Last year, Google showed off WaveNet, a new way of generating speech that didn’t rely on a bulky library of word bits or cheap shortcuts that result in stilted speech. WaveNet used machine learning to build a voice sample by sample, and the results were, as I put it then, “eerily convincing.” Previously bound to the lab, the tech has now been deployed in the latest version of Google Assistant.
The general idea behind the tech was to recreate words and sentences not by coding grammatical and tonal rules manually, but allowing a machine learning system to see those patterns in speech and generate them sample by sample. A sample, in this case, being the tone generated every 1/16,000th of a second.
At the time of its first release, WaveNet was extremely computationally expensive, taking a full second to generate 0.02 seconds of sound — so a two-second clip like “turn right at Cedar street” would take nearly two minutes to generate. As such, it was poorly suited to actual use (you’d have missed your turn by then) — which is why Google engineers set about improving it.
The new, improved WaveNet generates sound at 20x real time — generating the same two-second clip in a tenth of a second. And it even creates sound at a higher sample rate: 24,000 samples per second, and at 16 versus 8 bits. Not that high-fidelity sound can really be appreciated in a smartphone speaker, but given today’s announcements, we can expect Assistant to appear in many more places soon.
The voices generated by WaveNet sound considerably better than the state of the art concatenative systems used previously:
Old and busted:
New and hot:
(More samples are available at the Deep Mind blog post, though presumably the Assistant will also sound like this soon.)
WaveNet also has the admirable quality of being extremely easy to scale to other languages and accents. If you want it to speak with a Welsh accent, there’s no need to go in and fiddle with the vowel sounds yourself. Just give it a couple dozen hours of a Welsh person speaking and it’ll pick up the nuances itself. That said, the new voice is only available for U.S. English and Japanese right now, with no word on other languages yet.

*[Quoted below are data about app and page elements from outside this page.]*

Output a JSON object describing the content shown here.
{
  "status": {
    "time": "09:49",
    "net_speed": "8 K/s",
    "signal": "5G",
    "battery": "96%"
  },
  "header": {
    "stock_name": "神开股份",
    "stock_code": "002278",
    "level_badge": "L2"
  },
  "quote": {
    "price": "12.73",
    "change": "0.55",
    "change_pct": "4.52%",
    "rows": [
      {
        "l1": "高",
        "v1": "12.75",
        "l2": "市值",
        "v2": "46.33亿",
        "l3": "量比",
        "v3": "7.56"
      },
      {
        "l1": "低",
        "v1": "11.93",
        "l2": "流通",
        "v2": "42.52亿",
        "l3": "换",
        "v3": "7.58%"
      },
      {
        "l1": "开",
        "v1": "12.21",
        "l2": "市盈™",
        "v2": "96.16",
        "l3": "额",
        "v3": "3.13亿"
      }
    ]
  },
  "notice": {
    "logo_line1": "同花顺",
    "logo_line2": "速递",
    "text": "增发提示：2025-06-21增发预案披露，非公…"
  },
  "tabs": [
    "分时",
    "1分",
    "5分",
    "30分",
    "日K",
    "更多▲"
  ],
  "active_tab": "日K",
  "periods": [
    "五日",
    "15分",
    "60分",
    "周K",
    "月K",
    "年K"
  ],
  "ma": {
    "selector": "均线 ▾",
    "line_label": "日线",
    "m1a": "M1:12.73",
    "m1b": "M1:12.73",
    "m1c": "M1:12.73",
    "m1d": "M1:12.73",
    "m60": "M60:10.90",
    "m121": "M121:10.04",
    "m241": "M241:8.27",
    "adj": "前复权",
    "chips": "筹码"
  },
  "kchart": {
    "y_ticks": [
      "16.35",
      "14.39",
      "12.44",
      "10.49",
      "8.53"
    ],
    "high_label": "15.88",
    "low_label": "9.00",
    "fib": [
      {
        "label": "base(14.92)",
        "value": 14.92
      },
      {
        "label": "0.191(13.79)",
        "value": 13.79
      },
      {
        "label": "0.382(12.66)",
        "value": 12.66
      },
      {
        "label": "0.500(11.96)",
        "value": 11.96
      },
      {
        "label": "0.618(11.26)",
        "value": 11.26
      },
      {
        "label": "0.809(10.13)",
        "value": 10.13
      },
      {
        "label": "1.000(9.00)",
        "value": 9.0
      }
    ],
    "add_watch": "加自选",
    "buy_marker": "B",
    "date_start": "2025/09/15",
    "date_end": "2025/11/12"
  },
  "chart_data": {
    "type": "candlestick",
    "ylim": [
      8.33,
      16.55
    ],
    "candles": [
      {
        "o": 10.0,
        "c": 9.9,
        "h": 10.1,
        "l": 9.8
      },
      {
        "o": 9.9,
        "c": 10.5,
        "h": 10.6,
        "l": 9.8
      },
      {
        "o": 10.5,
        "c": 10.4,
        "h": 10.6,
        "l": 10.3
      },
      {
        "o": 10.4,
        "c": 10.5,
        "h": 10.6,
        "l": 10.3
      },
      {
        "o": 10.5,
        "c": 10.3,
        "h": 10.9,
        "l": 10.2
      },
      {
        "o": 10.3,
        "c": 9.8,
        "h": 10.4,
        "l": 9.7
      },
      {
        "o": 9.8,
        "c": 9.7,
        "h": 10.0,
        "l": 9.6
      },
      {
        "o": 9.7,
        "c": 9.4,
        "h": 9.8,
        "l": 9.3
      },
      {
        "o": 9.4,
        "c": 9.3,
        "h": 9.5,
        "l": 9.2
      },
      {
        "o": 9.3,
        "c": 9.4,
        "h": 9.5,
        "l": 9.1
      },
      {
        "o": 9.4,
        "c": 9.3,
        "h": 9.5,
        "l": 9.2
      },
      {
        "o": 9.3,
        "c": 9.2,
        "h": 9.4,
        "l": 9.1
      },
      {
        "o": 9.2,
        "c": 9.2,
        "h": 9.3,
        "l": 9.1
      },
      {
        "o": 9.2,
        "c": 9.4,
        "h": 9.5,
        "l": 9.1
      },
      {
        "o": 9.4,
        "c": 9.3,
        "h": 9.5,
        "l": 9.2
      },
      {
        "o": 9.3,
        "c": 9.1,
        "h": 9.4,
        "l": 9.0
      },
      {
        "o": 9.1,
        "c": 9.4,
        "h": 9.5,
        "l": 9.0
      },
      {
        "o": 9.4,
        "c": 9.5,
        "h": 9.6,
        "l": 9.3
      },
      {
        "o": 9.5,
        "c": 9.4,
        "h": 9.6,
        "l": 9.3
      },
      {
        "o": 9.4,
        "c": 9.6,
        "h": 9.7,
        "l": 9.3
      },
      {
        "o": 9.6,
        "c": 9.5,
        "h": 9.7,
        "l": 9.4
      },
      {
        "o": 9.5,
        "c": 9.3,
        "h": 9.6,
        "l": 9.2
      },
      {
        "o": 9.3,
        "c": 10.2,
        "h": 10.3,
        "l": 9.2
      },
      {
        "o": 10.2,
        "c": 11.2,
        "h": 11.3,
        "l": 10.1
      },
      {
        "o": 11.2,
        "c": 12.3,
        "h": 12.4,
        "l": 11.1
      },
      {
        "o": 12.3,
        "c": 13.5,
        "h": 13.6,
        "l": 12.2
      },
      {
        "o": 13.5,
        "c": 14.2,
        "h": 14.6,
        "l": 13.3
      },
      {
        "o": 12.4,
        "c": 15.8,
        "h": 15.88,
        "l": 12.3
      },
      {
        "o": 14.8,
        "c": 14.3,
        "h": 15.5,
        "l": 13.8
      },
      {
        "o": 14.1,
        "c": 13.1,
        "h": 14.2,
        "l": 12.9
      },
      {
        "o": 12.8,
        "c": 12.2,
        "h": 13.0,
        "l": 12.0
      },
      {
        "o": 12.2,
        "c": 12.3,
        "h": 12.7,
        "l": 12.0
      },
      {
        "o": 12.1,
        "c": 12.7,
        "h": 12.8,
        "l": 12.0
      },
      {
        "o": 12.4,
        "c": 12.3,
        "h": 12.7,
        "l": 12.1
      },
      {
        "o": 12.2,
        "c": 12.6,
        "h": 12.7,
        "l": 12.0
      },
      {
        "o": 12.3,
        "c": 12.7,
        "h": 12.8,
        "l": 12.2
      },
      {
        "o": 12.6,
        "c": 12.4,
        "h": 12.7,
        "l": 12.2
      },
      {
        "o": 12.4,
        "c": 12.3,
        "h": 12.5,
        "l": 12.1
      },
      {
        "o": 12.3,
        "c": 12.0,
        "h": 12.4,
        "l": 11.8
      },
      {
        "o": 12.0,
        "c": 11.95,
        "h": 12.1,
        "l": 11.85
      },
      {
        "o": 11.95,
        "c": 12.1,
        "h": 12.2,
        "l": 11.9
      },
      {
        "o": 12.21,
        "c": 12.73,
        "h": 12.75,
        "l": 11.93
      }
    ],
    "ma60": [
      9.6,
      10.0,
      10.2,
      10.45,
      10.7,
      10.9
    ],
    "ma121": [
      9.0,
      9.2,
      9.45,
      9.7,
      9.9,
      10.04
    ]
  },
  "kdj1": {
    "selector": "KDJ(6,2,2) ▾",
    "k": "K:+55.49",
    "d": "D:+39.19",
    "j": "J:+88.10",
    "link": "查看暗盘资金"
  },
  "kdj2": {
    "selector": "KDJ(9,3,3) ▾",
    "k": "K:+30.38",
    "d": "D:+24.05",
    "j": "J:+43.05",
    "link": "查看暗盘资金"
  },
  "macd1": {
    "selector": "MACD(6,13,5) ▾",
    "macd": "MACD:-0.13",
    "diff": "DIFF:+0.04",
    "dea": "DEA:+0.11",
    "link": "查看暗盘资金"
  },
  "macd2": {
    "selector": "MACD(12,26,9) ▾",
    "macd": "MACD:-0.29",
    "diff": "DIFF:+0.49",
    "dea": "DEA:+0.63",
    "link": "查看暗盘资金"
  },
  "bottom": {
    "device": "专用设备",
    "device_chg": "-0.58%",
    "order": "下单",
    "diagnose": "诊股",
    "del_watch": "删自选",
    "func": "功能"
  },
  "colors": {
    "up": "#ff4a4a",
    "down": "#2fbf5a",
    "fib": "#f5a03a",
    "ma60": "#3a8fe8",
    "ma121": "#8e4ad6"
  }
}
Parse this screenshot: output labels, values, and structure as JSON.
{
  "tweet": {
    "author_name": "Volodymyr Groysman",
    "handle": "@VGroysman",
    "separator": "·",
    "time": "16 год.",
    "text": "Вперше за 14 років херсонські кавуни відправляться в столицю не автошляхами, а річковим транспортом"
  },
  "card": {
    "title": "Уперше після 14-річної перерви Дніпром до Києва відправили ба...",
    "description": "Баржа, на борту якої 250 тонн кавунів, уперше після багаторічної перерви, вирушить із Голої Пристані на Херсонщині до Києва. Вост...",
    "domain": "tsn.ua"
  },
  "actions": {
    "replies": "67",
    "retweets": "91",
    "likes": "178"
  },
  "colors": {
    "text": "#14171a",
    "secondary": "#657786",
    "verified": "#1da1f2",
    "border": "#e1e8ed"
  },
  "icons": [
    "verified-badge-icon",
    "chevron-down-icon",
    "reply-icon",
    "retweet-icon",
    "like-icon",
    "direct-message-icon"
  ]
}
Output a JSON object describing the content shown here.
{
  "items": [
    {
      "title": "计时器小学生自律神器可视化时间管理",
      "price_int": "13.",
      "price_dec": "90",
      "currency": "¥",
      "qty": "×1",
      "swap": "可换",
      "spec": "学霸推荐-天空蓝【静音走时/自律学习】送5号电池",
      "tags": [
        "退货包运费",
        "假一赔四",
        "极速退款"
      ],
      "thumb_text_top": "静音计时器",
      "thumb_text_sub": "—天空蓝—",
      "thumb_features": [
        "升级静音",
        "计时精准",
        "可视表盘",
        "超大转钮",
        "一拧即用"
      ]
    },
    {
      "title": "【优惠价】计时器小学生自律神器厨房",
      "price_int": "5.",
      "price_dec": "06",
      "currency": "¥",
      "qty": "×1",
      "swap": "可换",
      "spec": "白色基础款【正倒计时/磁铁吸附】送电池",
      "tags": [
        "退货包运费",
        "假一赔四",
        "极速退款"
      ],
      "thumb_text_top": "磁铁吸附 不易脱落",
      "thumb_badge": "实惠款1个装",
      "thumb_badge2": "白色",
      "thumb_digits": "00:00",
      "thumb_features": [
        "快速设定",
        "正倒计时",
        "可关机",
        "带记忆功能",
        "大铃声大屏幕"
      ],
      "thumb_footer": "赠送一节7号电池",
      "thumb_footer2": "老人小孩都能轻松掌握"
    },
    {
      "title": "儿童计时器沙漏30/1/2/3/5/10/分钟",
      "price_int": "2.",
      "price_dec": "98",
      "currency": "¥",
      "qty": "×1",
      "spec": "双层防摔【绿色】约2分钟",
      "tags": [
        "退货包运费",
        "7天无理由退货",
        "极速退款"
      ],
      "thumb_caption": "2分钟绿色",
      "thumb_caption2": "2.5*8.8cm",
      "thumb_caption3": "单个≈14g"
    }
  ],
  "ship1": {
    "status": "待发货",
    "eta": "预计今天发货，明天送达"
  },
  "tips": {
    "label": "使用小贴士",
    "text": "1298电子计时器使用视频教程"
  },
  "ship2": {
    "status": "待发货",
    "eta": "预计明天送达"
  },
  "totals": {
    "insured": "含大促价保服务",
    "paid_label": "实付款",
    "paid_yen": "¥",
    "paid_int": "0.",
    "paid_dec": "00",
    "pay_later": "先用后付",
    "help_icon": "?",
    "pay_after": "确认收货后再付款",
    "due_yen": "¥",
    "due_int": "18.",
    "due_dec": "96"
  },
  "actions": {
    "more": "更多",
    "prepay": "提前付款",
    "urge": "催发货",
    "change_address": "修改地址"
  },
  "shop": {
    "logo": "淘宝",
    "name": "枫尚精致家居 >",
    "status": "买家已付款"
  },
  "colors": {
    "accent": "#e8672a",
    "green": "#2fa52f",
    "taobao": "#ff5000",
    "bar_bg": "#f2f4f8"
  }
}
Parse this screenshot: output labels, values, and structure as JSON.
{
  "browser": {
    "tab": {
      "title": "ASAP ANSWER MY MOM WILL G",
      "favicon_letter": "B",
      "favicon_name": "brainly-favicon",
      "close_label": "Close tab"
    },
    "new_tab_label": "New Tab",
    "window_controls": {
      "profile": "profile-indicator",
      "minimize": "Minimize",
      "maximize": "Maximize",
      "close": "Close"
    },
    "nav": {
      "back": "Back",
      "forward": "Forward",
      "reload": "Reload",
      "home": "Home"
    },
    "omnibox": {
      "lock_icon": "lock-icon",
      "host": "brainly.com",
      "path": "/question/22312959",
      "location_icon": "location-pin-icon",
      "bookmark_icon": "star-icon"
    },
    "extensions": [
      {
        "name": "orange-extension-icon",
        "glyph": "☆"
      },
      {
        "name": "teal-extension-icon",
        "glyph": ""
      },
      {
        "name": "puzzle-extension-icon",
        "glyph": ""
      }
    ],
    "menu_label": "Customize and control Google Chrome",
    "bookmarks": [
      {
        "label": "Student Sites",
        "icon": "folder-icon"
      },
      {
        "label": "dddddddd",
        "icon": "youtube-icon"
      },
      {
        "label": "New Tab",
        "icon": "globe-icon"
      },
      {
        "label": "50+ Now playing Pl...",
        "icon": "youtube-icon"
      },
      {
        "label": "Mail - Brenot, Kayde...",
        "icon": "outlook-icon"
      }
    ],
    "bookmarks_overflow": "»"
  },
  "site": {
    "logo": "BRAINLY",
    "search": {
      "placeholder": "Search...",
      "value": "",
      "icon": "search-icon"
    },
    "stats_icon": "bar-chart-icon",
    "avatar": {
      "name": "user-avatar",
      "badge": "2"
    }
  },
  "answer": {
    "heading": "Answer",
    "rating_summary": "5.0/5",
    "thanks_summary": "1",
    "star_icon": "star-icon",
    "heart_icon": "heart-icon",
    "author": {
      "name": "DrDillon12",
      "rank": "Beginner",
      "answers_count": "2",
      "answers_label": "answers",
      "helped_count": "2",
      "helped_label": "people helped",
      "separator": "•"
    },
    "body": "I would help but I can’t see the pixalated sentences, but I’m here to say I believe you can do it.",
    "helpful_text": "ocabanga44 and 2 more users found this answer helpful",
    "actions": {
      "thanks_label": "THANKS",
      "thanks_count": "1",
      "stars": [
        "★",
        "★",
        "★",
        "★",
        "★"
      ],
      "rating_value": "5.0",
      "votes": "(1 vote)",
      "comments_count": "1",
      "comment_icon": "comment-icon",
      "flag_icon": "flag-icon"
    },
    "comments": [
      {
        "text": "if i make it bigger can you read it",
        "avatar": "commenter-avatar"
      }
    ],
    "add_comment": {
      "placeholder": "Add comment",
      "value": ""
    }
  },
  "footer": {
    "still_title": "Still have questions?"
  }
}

In keeping with the trend of “big tech companies doing what the other big tech companies are doing,” Apple, too, recently revamped its assistant (Siri, don’t you know) with a machine learning-powered speech model. That one’s different, though: it didn’t go so deep into the sound as to recreate it at the sample level, but stopped at the (still quite low) level of half-phones, or fractions of a phoneme.
The team behind WaveNet plans to publish its work publicly soon, but for now you’ll have to be satisfied with their promises that it works and performs much better than before.